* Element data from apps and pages
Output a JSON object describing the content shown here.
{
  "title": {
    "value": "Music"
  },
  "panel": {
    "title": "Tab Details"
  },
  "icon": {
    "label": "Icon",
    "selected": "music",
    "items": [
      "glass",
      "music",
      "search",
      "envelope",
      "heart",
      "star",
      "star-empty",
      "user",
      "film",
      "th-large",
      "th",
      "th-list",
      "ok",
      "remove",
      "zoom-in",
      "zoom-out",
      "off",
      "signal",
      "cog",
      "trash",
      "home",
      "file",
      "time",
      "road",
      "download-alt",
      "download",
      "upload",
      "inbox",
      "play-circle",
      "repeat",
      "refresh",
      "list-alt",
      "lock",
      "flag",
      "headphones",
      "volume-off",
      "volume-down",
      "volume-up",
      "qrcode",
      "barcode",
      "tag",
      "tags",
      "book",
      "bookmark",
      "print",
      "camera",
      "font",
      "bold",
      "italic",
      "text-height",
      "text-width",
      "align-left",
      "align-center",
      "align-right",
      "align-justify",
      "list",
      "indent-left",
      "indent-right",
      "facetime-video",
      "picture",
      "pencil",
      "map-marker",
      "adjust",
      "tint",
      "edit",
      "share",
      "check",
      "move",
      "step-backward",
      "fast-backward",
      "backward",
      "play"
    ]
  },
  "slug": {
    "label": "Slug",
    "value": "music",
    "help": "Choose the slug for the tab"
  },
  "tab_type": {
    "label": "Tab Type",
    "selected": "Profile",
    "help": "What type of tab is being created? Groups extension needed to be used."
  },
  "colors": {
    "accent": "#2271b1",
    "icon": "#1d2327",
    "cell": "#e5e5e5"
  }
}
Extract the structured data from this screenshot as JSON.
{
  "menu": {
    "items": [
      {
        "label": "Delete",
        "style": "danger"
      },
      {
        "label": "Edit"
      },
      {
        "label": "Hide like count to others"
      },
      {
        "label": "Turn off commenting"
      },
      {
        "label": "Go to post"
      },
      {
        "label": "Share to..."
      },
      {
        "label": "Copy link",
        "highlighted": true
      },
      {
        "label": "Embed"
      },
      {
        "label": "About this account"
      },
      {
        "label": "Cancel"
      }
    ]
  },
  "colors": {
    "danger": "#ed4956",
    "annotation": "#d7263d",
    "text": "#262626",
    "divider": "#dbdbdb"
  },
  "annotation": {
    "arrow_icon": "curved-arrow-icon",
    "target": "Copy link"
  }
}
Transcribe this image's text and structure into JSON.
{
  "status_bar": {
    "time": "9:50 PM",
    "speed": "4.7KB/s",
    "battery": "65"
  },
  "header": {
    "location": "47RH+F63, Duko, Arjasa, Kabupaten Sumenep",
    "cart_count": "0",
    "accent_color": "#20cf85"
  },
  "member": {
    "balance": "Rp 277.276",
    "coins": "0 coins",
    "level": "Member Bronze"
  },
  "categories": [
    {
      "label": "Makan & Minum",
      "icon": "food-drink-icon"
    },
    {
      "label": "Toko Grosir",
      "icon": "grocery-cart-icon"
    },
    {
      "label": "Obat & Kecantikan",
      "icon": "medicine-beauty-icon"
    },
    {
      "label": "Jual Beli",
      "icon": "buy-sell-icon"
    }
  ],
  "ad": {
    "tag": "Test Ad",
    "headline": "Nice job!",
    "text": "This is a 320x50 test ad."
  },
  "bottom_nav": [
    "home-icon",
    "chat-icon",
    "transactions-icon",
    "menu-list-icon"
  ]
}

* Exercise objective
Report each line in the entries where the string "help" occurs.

* Exercise response
    "help": "Choose the slug for the tab"
    "help": "What type of tab is being created? Groups extension needed to be used."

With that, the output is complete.